ST Engineering Adapts as MRO Profits Fall

ST Engineering<br><br>After splitting its portfolio into designated commercial and defense divisions in late 2020, ST Engineering announced plans to further push forward its technology initiatives with the formation of a group engineering center aimed at developing new concepts such as smart MRO, autonomous system-of-systems and video analytics.

The aerospace division of Singapore Technologies Engineering suffered a 24% decline in pre-tax profit in the first half of the year, as the company, which is Asia’s leading MRO provider, grappled with the impact of COVID-19.

The fall in first-half pre-tax profit to S$120 million would have been worse without the considerable payroll support provided by Singapore’s government.

“We are cognisant of the ‘tail wind’ afforded us through the various government support schemes for 2020,” said ST Engineering president Vincent Chong, adding: “We do not expect such support beyond this year.”

Within the aerospace division, aircraft maintenance and modifications actually saw a slight rise in pre-tax profit, to S$53 million, but this was outweighed by a fall in component and engine repair and overhaul activity, for which pre-tax profit for the first six months of the year slumped from S$42 million to S$28 million.

Despite these setbacks, ST Engineering is positioning itself to take advantage of some of the opportunities presented by the crisis, notably demand for cabin cleaning and hygiene services, and the booming cargo market.

In the second half of the year it expects to complete its first Airbus A321 passenger to freighter conversion and embark on a hunt for new P2F contracts.
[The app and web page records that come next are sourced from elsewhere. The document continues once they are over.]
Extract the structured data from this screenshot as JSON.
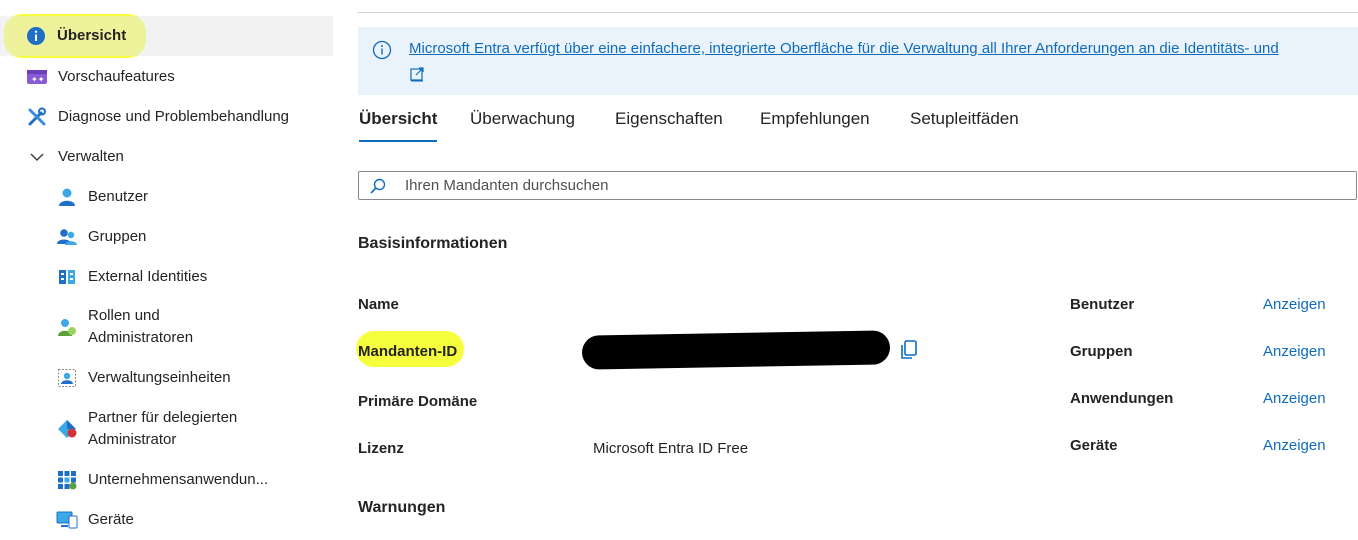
{
  "sidebar": {
    "items": [
      {
        "label": "Übersicht",
        "icon": "info-icon"
      },
      {
        "label": "Vorschaufeatures",
        "icon": "preview-features-icon"
      },
      {
        "label": "Diagnose und Problembehandlung",
        "icon": "tools-icon"
      },
      {
        "label": "Verwalten",
        "icon": "chevron-down-icon"
      },
      {
        "label": "Benutzer",
        "icon": "user-icon"
      },
      {
        "label": "Gruppen",
        "icon": "group-icon"
      },
      {
        "label": "External Identities",
        "icon": "external-identities-icon"
      },
      {
        "label": "Rollen und",
        "label2": "Administratoren",
        "icon": "roles-icon"
      },
      {
        "label": "Verwaltungseinheiten",
        "icon": "admin-units-icon"
      },
      {
        "label": "Partner für delegierten",
        "label2": "Administrator",
        "icon": "partner-icon"
      },
      {
        "label": "Unternehmensanwendun...",
        "icon": "enterprise-apps-icon"
      },
      {
        "label": "Geräte",
        "icon": "devices-icon"
      }
    ]
  },
  "banner": {
    "message": "Microsoft Entra verfügt über eine einfachere, integrierte Oberfläche für die Verwaltung all Ihrer Anforderungen an die Identitäts- und",
    "external_link_icon": "external-link-icon"
  },
  "tabs": [
    "Übersicht",
    "Überwachung",
    "Eigenschaften",
    "Empfehlungen",
    "Setupleitfäden"
  ],
  "search": {
    "placeholder": "Ihren Mandanten durchsuchen"
  },
  "basic_info": {
    "title": "Basisinformationen",
    "rows": [
      {
        "label": "Name",
        "value": ""
      },
      {
        "label": "Mandanten-ID",
        "value": ""
      },
      {
        "label": "Primäre Domäne",
        "value": ""
      },
      {
        "label": "Lizenz",
        "value": "Microsoft Entra ID Free"
      }
    ]
  },
  "stats": [
    {
      "label": "Benutzer",
      "link": "Anzeigen"
    },
    {
      "label": "Gruppen",
      "link": "Anzeigen"
    },
    {
      "label": "Anwendungen",
      "link": "Anzeigen"
    },
    {
      "label": "Geräte",
      "link": "Anzeigen"
    }
  ],
  "warnings": {
    "title": "Warnungen"
  },
  "colors": {
    "accent": "#0f6cbd",
    "highlight": "#f5ff1a",
    "banner_bg": "#eaf3fb"
  }
}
It has also bolstered its liquidity by selling 30 spare engines into a securitization structure.

Furthermore, despite the challenging environment the company secured about $1.4 billion of new aerospace contracts during the first half.

These include: a multi-year engine and component MRO contract with T’way Air; a five-year nacelle maintenance contract with Qantas; a three year heavy maintenance contract for Alaska Airlines’ A320 fleet; and a two year heavy maintenance contract from an Asian carrier’s 40 CFM56-7B engines.